*** TASK MATERIAL Section Begins ***
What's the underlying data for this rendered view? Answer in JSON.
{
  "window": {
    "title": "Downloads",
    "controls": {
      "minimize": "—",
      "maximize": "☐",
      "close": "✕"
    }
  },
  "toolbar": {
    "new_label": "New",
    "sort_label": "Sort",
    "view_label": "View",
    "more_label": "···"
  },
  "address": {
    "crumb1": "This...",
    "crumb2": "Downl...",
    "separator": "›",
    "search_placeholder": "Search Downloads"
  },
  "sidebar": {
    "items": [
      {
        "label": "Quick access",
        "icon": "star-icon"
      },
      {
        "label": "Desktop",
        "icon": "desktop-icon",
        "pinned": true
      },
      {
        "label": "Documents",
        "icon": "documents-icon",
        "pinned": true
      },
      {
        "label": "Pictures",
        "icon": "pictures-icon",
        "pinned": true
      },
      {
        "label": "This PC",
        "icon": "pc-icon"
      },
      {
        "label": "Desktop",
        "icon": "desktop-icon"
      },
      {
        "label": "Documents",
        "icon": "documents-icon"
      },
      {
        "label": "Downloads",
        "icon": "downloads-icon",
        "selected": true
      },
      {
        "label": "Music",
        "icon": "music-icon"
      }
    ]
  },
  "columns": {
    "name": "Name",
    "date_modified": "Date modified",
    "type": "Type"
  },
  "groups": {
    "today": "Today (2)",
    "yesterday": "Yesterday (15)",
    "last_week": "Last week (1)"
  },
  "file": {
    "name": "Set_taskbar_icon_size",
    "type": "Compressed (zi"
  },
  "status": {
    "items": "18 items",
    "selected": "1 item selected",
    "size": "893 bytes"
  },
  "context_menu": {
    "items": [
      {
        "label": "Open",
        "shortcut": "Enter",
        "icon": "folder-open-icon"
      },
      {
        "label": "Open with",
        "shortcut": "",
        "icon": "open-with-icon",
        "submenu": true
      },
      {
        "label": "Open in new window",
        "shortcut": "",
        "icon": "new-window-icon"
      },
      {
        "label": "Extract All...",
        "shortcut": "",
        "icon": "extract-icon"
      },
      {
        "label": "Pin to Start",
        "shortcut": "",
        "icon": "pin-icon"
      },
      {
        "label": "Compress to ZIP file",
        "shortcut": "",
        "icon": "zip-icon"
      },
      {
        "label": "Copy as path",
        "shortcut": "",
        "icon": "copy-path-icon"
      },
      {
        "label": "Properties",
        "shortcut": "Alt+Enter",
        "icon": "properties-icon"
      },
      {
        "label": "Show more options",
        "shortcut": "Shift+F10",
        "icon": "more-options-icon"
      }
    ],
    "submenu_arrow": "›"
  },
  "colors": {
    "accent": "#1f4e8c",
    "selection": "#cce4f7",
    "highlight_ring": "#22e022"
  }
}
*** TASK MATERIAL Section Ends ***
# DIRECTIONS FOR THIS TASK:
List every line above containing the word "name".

# YOUR RESPONSE:
    "name": "Name",
    "name": "Set_taskbar_icon_size",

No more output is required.